### Supplied material
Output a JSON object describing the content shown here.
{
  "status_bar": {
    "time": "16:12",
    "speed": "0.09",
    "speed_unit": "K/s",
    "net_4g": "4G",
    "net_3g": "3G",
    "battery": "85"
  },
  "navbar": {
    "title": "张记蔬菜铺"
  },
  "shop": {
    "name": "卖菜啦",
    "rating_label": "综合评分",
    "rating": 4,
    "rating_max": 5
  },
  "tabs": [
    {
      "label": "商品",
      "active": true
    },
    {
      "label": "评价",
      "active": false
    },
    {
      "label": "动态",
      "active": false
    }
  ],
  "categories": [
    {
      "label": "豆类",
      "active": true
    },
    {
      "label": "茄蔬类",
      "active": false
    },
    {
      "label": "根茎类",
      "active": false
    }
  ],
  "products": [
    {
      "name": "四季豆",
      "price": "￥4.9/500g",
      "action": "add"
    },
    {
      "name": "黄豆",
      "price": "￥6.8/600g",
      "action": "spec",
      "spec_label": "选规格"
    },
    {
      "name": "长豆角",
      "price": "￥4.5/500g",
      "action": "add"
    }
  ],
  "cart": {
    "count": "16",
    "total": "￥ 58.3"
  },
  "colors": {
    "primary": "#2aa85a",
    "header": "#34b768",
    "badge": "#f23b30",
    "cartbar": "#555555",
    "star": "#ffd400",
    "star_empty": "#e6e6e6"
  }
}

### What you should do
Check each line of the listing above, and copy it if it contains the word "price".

### Response to this exercise
      "price": "￥4.9/500g",
      "price": "￥6.8/600g",
      "price": "￥4.5/500g",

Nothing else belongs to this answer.